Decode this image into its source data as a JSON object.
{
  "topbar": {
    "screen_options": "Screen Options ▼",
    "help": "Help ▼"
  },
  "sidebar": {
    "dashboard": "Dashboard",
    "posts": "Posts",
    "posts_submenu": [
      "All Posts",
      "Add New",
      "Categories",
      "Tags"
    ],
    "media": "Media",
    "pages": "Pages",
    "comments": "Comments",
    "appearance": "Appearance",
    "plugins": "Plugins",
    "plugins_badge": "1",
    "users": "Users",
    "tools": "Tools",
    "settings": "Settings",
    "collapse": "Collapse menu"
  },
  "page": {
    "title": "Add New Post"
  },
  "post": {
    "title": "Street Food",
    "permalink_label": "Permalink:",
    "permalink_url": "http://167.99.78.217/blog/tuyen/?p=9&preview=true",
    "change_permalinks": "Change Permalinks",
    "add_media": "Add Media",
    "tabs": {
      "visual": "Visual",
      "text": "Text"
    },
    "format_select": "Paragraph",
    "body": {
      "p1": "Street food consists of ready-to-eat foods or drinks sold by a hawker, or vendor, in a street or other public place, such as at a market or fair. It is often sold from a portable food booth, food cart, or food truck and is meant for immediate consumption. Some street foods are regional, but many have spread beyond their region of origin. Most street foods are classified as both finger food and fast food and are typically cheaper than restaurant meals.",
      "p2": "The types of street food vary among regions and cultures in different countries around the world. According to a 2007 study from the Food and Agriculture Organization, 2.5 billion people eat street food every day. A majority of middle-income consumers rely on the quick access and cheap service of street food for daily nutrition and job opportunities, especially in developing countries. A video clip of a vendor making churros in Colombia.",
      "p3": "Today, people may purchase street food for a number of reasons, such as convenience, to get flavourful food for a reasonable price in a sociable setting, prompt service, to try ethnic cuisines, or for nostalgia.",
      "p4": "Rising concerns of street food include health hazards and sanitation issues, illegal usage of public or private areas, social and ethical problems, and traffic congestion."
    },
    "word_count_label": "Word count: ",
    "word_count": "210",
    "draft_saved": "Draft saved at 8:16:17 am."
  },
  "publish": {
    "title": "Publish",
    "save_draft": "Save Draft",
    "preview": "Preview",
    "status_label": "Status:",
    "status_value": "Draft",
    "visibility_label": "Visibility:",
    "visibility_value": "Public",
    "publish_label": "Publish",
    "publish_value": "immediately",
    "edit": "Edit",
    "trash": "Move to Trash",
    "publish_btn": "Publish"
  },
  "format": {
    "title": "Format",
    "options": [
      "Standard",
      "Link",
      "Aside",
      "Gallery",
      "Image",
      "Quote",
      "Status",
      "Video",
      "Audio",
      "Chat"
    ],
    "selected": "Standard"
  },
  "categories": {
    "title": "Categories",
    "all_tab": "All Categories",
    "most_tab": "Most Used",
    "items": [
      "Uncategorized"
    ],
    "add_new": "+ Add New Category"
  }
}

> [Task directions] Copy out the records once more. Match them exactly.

> [Response]
Decode this image into its source data as a JSON object.
{
  "topbar": {
    "screen_options": "Screen Options ▼",
    "help": "Help ▼"
  },
  "sidebar": {
    "dashboard": "Dashboard",
    "posts": "Posts",
    "posts_submenu": [
      "All Posts",
      "Add New",
      "Categories",
      "Tags"
    ],
    "media": "Media",
    "pages": "Pages",
    "comments": "Comments",
    "appearance": "Appearance",
    "plugins": "Plugins",
    "plugins_badge": "1",
    "users": "Users",
    "tools": "Tools",
    "settings": "Settings",
    "collapse": "Collapse menu"
  },
  "page": {
    "title": "Add New Post"
  },
  "post": {
    "title": "Street Food",
    "permalink_label": "Permalink:",
    "permalink_url": "http://167.99.78.217/blog/tuyen/?p=9&preview=true",
    "change_permalinks": "Change Permalinks",
    "add_media": "Add Media",
    "tabs": {
      "visual": "Visual",
      "text": "Text"
    },
    "format_select": "Paragraph",
    "body": {
      "p1": "Street food consists of ready-to-eat foods or drinks sold by a hawker, or vendor, in a street or other public place, such as at a market or fair. It is often sold from a portable food booth, food cart, or food truck and is meant for immediate consumption. Some street foods are regional, but many have spread beyond their region of origin. Most street foods are classified as both finger food and fast food and are typically cheaper than restaurant meals.",
      "p2": "The types of street food vary among regions and cultures in different countries around the world. According to a 2007 study from the Food and Agriculture Organization, 2.5 billion people eat street food every day. A majority of middle-income consumers rely on the quick access and cheap service of street food for daily nutrition and job opportunities, especially in developing countries. A video clip of a vendor making churros in Colombia.",
      "p3": "Today, people may purchase street food for a number of reasons, such as convenience, to get flavourful food for a reasonable price in a sociable setting, prompt service, to try ethnic cuisines, or for nostalgia.",
      "p4": "Rising concerns of street food include health hazards and sanitation issues, illegal usage of public or private areas, social and ethical problems, and traffic congestion."
    },
    "word_count_label": "Word count: ",
    "word_count": "210",
    "draft_saved": "Draft saved at 8:16:17 am."
  },
  "publish": {
    "title": "Publish",
    "save_draft": "Save Draft",
    "preview": "Preview",
    "status_label": "Status:",
    "status_value": "Draft",
    "visibility_label": "Visibility:",
    "visibility_value": "Public",
    "publish_label": "Publish",
    "publish_value": "immediately",
    "edit": "Edit",
    "trash": "Move to Trash",
    "publish_btn": "Publish"
  },
  "format": {
    "title": "Format",
    "options": [
      "Standard",
      "Link",
      "Aside",
      "Gallery",
      "Image",
      "Quote",
      "Status",
      "Video",
      "Audio",
      "Chat"
    ],
    "selected": "Standard"
  },
  "categories": {
    "title": "Categories",
    "all_tab": "All Categories",
    "most_tab": "Most Used",
    "items": [
      "Uncategorized"
    ],
    "add_new": "+ Add New Category"
  }
}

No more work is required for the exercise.